=== Material for the task ===
┌────────
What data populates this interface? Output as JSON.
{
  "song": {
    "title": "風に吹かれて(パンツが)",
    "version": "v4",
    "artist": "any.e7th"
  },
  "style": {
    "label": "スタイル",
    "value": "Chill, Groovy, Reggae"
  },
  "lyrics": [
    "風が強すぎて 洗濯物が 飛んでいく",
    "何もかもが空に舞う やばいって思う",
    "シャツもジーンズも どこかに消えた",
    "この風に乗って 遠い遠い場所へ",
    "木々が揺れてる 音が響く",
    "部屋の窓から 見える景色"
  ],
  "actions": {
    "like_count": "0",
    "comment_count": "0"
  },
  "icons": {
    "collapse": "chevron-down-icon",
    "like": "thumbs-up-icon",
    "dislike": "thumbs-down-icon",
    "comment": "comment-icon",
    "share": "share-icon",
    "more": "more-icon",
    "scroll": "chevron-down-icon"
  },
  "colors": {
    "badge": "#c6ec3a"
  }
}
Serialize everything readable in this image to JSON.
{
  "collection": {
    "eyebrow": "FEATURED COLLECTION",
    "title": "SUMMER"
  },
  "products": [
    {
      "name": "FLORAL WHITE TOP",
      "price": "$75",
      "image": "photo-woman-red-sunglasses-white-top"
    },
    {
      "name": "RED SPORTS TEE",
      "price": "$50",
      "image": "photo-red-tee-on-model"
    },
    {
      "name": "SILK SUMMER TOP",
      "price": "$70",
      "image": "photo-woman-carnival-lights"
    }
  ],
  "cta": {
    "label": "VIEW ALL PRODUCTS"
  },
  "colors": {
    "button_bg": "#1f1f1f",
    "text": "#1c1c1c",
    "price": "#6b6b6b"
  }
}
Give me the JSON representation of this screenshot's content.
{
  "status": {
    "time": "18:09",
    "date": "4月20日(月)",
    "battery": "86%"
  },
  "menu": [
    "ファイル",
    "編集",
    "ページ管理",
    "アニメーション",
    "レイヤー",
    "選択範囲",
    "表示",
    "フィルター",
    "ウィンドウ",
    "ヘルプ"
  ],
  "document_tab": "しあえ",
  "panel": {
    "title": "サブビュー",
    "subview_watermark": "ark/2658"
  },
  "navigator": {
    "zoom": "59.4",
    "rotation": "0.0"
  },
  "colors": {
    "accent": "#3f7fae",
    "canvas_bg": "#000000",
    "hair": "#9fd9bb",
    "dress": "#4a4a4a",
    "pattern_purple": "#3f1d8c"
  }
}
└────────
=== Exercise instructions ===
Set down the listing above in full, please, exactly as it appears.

=== Reply to the exercise ===
What data populates this interface? Output as JSON.
{
  "song": {
    "title": "風に吹かれて(パンツが)",
    "version": "v4",
    "artist": "any.e7th"
  },
  "style": {
    "label": "スタイル",
    "value": "Chill, Groovy, Reggae"
  },
  "lyrics": [
    "風が強すぎて 洗濯物が 飛んでいく",
    "何もかもが空に舞う やばいって思う",
    "シャツもジーンズも どこかに消えた",
    "この風に乗って 遠い遠い場所へ",
    "木々が揺れてる 音が響く",
    "部屋の窓から 見える景色"
  ],
  "actions": {
    "like_count": "0",
    "comment_count": "0"
  },
  "icons": {
    "collapse": "chevron-down-icon",
    "like": "thumbs-up-icon",
    "dislike": "thumbs-down-icon",
    "comment": "comment-icon",
    "share": "share-icon",
    "more": "more-icon",
    "scroll": "chevron-down-icon"
  },
  "colors": {
    "badge": "#c6ec3a"
  }
}
Serialize everything readable in this image to JSON.
{
  "collection": {
    "eyebrow": "FEATURED COLLECTION",
    "title": "SUMMER"
  },
  "products": [
    {
      "name": "FLORAL WHITE TOP",
      "price": "$75",
      "image": "photo-woman-red-sunglasses-white-top"
    },
    {
      "name": "RED SPORTS TEE",
      "price": "$50",
      "image": "photo-red-tee-on-model"
    },
    {
      "name": "SILK SUMMER TOP",
      "price": "$70",
      "image": "photo-woman-carnival-lights"
    }
  ],
  "cta": {
    "label": "VIEW ALL PRODUCTS"
  },
  "colors": {
    "button_bg": "#1f1f1f",
    "text": "#1c1c1c",
    "price": "#6b6b6b"
  }
}
Give me the JSON representation of this screenshot's content.
{
  "status": {
    "time": "18:09",
    "date": "4月20日(月)",
    "battery": "86%"
  },
  "menu": [
    "ファイル",
    "編集",
    "ページ管理",
    "アニメーション",
    "レイヤー",
    "選択範囲",
    "表示",
    "フィルター",
    "ウィンドウ",
    "ヘルプ"
  ],
  "document_tab": "しあえ",
  "panel": {
    "title": "サブビュー",
    "subview_watermark": "ark/2658"
  },
  "navigator": {
    "zoom": "59.4",
    "rotation": "0.0"
  },
  "colors": {
    "accent": "#3f7fae",
    "canvas_bg": "#000000",
    "hair": "#9fd9bb",
    "dress": "#4a4a4a",
    "pattern_purple": "#3f1d8c"
  }
}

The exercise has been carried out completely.